* _EXERCISE DESCRIPTION_
Copy all of the data below without altering a single line.

* _DATA PROVIDED_
════════
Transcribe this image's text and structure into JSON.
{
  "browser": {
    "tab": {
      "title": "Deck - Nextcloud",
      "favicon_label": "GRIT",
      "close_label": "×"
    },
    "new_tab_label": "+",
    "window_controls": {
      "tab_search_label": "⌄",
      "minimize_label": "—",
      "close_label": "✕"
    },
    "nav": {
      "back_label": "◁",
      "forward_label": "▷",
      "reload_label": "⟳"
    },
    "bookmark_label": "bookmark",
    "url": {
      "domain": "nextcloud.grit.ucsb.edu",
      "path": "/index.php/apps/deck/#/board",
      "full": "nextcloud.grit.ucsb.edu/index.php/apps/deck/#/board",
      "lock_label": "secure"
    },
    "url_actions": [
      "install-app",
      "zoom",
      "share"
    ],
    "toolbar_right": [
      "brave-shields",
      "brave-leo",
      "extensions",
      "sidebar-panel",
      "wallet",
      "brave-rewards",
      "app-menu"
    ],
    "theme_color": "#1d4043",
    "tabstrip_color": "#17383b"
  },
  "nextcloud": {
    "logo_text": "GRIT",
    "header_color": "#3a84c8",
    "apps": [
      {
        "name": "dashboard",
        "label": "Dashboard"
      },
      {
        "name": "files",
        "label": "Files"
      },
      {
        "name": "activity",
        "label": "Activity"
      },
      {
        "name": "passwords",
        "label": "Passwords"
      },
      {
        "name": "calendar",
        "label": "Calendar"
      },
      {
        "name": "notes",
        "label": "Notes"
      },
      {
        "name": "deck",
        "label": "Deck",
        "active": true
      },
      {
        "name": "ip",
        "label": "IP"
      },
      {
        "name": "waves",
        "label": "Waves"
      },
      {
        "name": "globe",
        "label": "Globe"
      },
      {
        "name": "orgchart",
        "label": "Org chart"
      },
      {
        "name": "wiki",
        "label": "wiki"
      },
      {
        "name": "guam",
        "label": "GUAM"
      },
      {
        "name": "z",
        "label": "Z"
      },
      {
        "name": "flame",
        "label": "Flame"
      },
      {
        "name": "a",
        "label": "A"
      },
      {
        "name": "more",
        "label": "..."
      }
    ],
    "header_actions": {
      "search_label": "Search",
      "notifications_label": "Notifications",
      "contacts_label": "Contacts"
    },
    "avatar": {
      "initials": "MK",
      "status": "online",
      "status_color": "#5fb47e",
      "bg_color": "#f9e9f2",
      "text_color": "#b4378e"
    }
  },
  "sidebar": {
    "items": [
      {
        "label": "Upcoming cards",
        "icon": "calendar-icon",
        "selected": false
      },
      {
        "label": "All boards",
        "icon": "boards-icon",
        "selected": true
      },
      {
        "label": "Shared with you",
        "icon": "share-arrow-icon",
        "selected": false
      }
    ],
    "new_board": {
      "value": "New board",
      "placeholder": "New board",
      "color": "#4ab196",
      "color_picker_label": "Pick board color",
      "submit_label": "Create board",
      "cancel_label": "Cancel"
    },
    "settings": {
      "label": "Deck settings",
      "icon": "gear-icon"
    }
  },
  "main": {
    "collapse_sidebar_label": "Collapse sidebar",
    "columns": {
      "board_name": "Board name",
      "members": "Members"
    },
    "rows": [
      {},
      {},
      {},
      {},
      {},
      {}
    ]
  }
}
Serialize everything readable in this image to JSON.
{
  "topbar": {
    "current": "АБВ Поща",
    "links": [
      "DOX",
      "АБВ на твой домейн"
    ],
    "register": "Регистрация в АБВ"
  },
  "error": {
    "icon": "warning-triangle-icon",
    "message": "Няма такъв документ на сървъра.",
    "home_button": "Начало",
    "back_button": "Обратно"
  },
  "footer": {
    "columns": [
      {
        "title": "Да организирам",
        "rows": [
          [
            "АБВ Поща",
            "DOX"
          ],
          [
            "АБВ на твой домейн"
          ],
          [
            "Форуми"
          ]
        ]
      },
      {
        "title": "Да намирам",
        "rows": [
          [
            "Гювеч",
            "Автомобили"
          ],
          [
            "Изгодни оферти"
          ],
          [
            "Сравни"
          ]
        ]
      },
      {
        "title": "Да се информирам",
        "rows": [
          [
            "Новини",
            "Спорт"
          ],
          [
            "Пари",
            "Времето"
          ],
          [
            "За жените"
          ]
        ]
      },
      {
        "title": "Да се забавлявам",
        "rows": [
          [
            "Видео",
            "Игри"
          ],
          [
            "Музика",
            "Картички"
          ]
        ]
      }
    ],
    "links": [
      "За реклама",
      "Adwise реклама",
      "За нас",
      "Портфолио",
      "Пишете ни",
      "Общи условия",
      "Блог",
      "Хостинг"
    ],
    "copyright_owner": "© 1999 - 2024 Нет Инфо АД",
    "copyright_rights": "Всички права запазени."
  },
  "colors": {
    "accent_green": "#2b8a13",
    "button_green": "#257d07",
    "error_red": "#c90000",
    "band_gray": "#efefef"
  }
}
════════
* _OUTPUT OF THE EXERCISE_
Transcribe this image's text and structure into JSON.
{
  "browser": {
    "tab": {
      "title": "Deck - Nextcloud",
      "favicon_label": "GRIT",
      "close_label": "×"
    },
    "new_tab_label": "+",
    "window_controls": {
      "tab_search_label": "⌄",
      "minimize_label": "—",
      "close_label": "✕"
    },
    "nav": {
      "back_label": "◁",
      "forward_label": "▷",
      "reload_label": "⟳"
    },
    "bookmark_label": "bookmark",
    "url": {
      "domain": "nextcloud.grit.ucsb.edu",
      "path": "/index.php/apps/deck/#/board",
      "full": "nextcloud.grit.ucsb.edu/index.php/apps/deck/#/board",
      "lock_label": "secure"
    },
    "url_actions": [
      "install-app",
      "zoom",
      "share"
    ],
    "toolbar_right": [
      "brave-shields",
      "brave-leo",
      "extensions",
      "sidebar-panel",
      "wallet",
      "brave-rewards",
      "app-menu"
    ],
    "theme_color": "#1d4043",
    "tabstrip_color": "#17383b"
  },
  "nextcloud": {
    "logo_text": "GRIT",
    "header_color": "#3a84c8",
    "apps": [
      {
        "name": "dashboard",
        "label": "Dashboard"
      },
      {
        "name": "files",
        "label": "Files"
      },
      {
        "name": "activity",
        "label": "Activity"
      },
      {
        "name": "passwords",
        "label": "Passwords"
      },
      {
        "name": "calendar",
        "label": "Calendar"
      },
      {
        "name": "notes",
        "label": "Notes"
      },
      {
        "name": "deck",
        "label": "Deck",
        "active": true
      },
      {
        "name": "ip",
        "label": "IP"
      },
      {
        "name": "waves",
        "label": "Waves"
      },
      {
        "name": "globe",
        "label": "Globe"
      },
      {
        "name": "orgchart",
        "label": "Org chart"
      },
      {
        "name": "wiki",
        "label": "wiki"
      },
      {
        "name": "guam",
        "label": "GUAM"
      },
      {
        "name": "z",
        "label": "Z"
      },
      {
        "name": "flame",
        "label": "Flame"
      },
      {
        "name": "a",
        "label": "A"
      },
      {
        "name": "more",
        "label": "..."
      }
    ],
    "header_actions": {
      "search_label": "Search",
      "notifications_label": "Notifications",
      "contacts_label": "Contacts"
    },
    "avatar": {
      "initials": "MK",
      "status": "online",
      "status_color": "#5fb47e",
      "bg_color": "#f9e9f2",
      "text_color": "#b4378e"
    }
  },
  "sidebar": {
    "items": [
      {
        "label": "Upcoming cards",
        "icon": "calendar-icon",
        "selected": false
      },
      {
        "label": "All boards",
        "icon": "boards-icon",
        "selected": true
      },
      {
        "label": "Shared with you",
        "icon": "share-arrow-icon",
        "selected": false
      }
    ],
    "new_board": {
      "value": "New board",
      "placeholder": "New board",
      "color": "#4ab196",
      "color_picker_label": "Pick board color",
      "submit_label": "Create board",
      "cancel_label": "Cancel"
    },
    "settings": {
      "label": "Deck settings",
      "icon": "gear-icon"
    }
  },
  "main": {
    "collapse_sidebar_label": "Collapse sidebar",
    "columns": {
      "board_name": "Board name",
      "members": "Members"
    },
    "rows": [
      {},
      {},
      {},
      {},
      {},
      {}
    ]
  }
}
Serialize everything readable in this image to JSON.
{
  "topbar": {
    "current": "АБВ Поща",
    "links": [
      "DOX",
      "АБВ на твой домейн"
    ],
    "register": "Регистрация в АБВ"
  },
  "error": {
    "icon": "warning-triangle-icon",
    "message": "Няма такъв документ на сървъра.",
    "home_button": "Начало",
    "back_button": "Обратно"
  },
  "footer": {
    "columns": [
      {
        "title": "Да организирам",
        "rows": [
          [
            "АБВ Поща",
            "DOX"
          ],
          [
            "АБВ на твой домейн"
          ],
          [
            "Форуми"
          ]
        ]
      },
      {
        "title": "Да намирам",
        "rows": [
          [
            "Гювеч",
            "Автомобили"
          ],
          [
            "Изгодни оферти"
          ],
          [
            "Сравни"
          ]
        ]
      },
      {
        "title": "Да се информирам",
        "rows": [
          [
            "Новини",
            "Спорт"
          ],
          [
            "Пари",
            "Времето"
          ],
          [
            "За жените"
          ]
        ]
      },
      {
        "title": "Да се забавлявам",
        "rows": [
          [
            "Видео",
            "Игри"
          ],
          [
            "Музика",
            "Картички"
          ]
        ]
      }
    ],
    "links": [
      "За реклама",
      "Adwise реклама",
      "За нас",
      "Портфолио",
      "Пишете ни",
      "Общи условия",
      "Блог",
      "Хостинг"
    ],
    "copyright_owner": "© 1999 - 2024 Нет Инфо АД",
    "copyright_rights": "Всички права запазени."
  },
  "colors": {
    "accent_green": "#2b8a13",
    "button_green": "#257d07",
    "error_red": "#c90000",
    "band_gray": "#efefef"
  }
}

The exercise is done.